Task details: Across the data below, how many lines hold "background"? Answer with that number and nothing else.

-- Exercise input follows --

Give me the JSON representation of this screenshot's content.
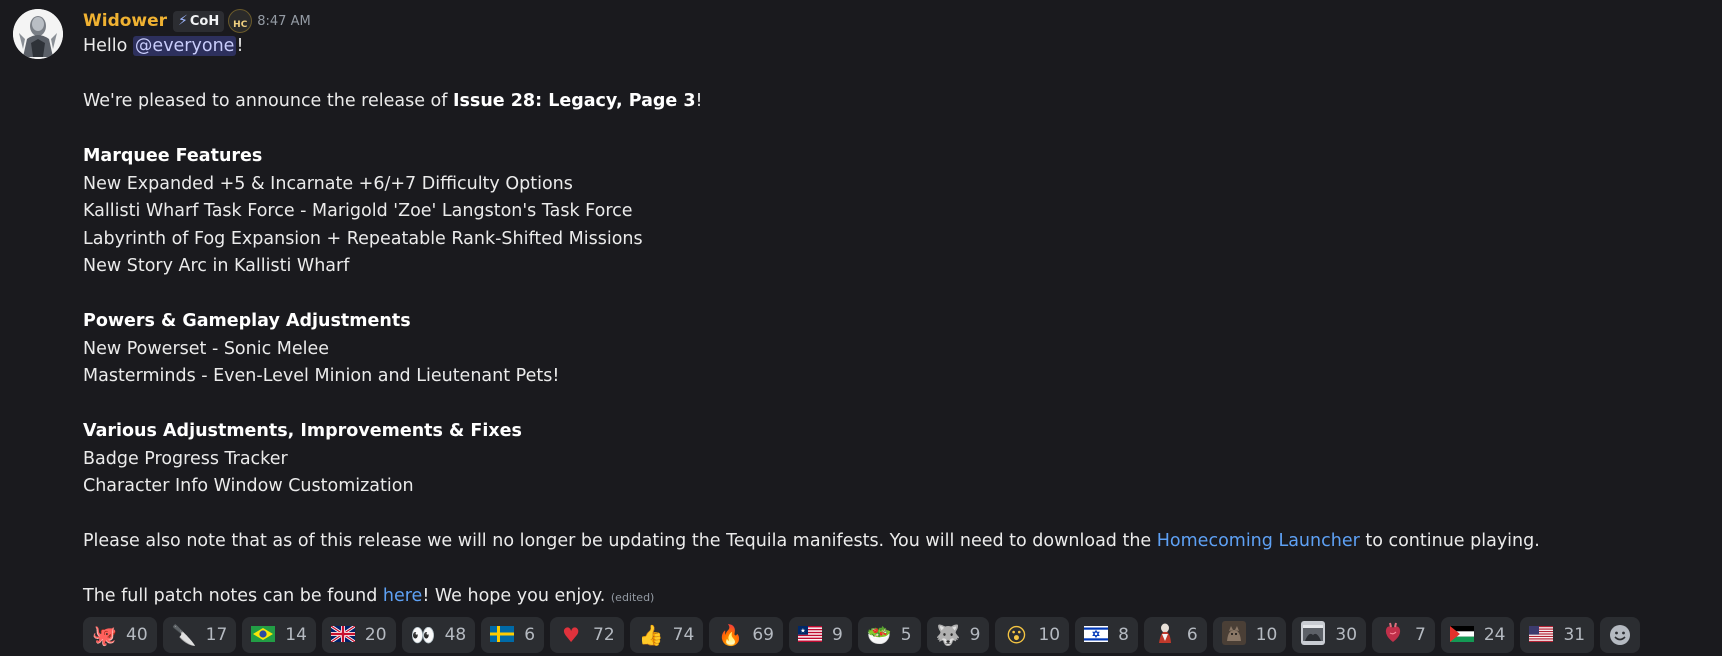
{
  "author": {
    "name": "Widower",
    "tag": "CoH",
    "server_badge": "HC",
    "timestamp": "8:47 AM"
  },
  "message": {
    "greeting_prefix": "Hello ",
    "mention": "@everyone",
    "greeting_suffix": "!",
    "announce_prefix": "We're pleased to announce the release of ",
    "announce_bold": "Issue 28: Legacy, Page 3",
    "announce_suffix": "!",
    "sections": [
      {
        "heading": "Marquee Features",
        "items": [
          "New Expanded +5 & Incarnate +6/+7 Difficulty Options",
          "Kallisti Wharf Task Force - Marigold 'Zoe' Langston's Task Force",
          "Labyrinth of Fog Expansion + Repeatable Rank-Shifted Missions",
          "New Story Arc in Kallisti Wharf"
        ]
      },
      {
        "heading": "Powers & Gameplay Adjustments",
        "items": [
          "New Powerset - Sonic Melee",
          "Masterminds - Even-Level Minion and Lieutenant Pets!"
        ]
      },
      {
        "heading": "Various Adjustments, Improvements & Fixes",
        "items": [
          "Badge Progress Tracker",
          "Character Info Window Customization"
        ]
      }
    ],
    "note_prefix": "Please also note that as of this release we will no longer be updating the Tequila manifests. You will need to download the ",
    "note_link": "Homecoming Launcher",
    "note_suffix": " to continue playing.",
    "final_prefix": "The full patch notes can be found ",
    "final_link": "here",
    "final_suffix": "! We hope you enjoy. ",
    "edited": "(edited)"
  },
  "reactions": [
    {
      "icon": "octopus-emoji",
      "glyph": "🐙",
      "count": "40"
    },
    {
      "icon": "knife-emoji",
      "glyph": "🔪",
      "count": "17"
    },
    {
      "icon": "flag-brazil-emoji",
      "glyph": "",
      "count": "14"
    },
    {
      "icon": "flag-uk-emoji",
      "glyph": "",
      "count": "20"
    },
    {
      "icon": "eyes-emoji",
      "glyph": "👀",
      "count": "48"
    },
    {
      "icon": "flag-sweden-emoji",
      "glyph": "",
      "count": "6"
    },
    {
      "icon": "heart-emoji",
      "glyph": "♥",
      "count": "72"
    },
    {
      "icon": "thumbs-up-emoji",
      "glyph": "👍",
      "count": "74"
    },
    {
      "icon": "fire-emoji",
      "glyph": "🔥",
      "count": "69"
    },
    {
      "icon": "flag-liberia-emoji",
      "glyph": "",
      "count": "9"
    },
    {
      "icon": "salad-emoji",
      "glyph": "🥗",
      "count": "5"
    },
    {
      "icon": "wolf-emoji",
      "glyph": "🐺",
      "count": "9"
    },
    {
      "icon": "yawning-face-emoji",
      "glyph": "😮",
      "count": "10"
    },
    {
      "icon": "flag-israel-emoji",
      "glyph": "",
      "count": "8"
    },
    {
      "icon": "custom-figure-emoji",
      "glyph": "",
      "count": "6"
    },
    {
      "icon": "custom-cat-emoji",
      "glyph": "",
      "count": "10"
    },
    {
      "icon": "custom-photo-emoji",
      "glyph": "",
      "count": "30"
    },
    {
      "icon": "anatomical-heart-emoji",
      "glyph": "",
      "count": "7"
    },
    {
      "icon": "flag-palestine-emoji",
      "glyph": "",
      "count": "24"
    },
    {
      "icon": "flag-usa-emoji",
      "glyph": "",
      "count": "31"
    }
  ],
  "colors": {
    "background": "#1a1a1e",
    "username": "#f0b232",
    "link": "#5ea1f5",
    "mention_bg": "#3a3f74",
    "reaction_bg": "#2b2d31"
  }
}
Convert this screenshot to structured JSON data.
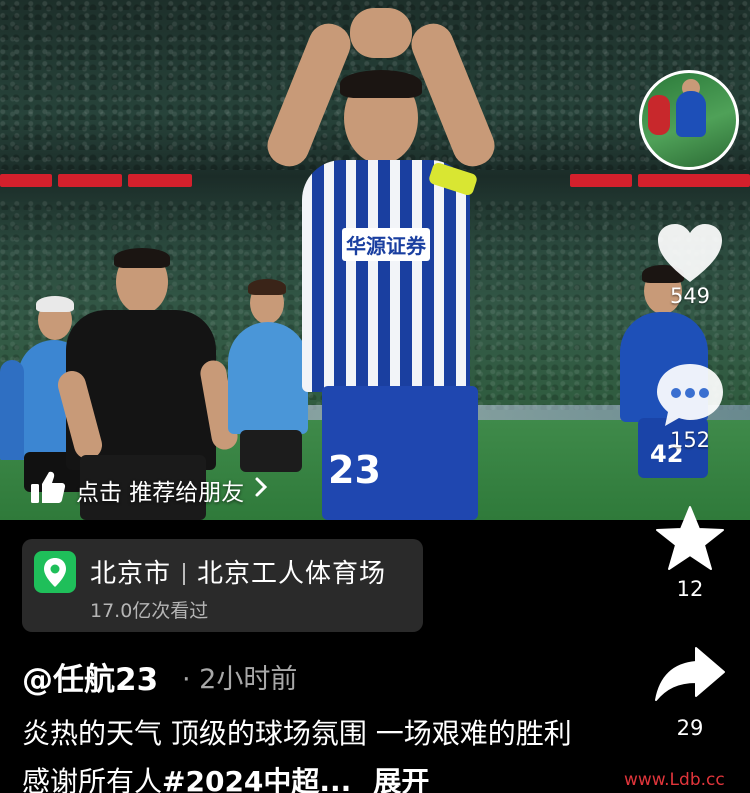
{
  "video": {
    "scene": "stadium-photo",
    "jersey_number_center": "23",
    "jersey_number_right": "42",
    "sponsor_text": "华源证券"
  },
  "actions": {
    "like_count": "549",
    "comment_count": "152",
    "favorite_count": "12",
    "share_count": "29"
  },
  "recommend": {
    "label": "点击 推荐给朋友",
    "icon": "thumbs-up-icon",
    "chevron": "chevron-right-icon"
  },
  "location": {
    "city": "北京市",
    "venue": "北京工人体育场",
    "views": "17.0亿次看过",
    "icon": "map-pin-icon",
    "icon_color": "#1fbf5a"
  },
  "post": {
    "author": "@任航23",
    "time": "· 2小时前",
    "caption_text": "炎热的天气 顶级的球场氛围 一场艰难的胜利 感谢所有人",
    "caption_tag": "#2024中超...",
    "expand_label": "展开"
  },
  "watermark": "www.Ldb.cc",
  "colors": {
    "background": "#000000",
    "card": "#2a2a2a",
    "secondary_text": "#a8a8a8",
    "watermark": "#e0353b"
  }
}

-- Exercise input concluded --

Result below: 2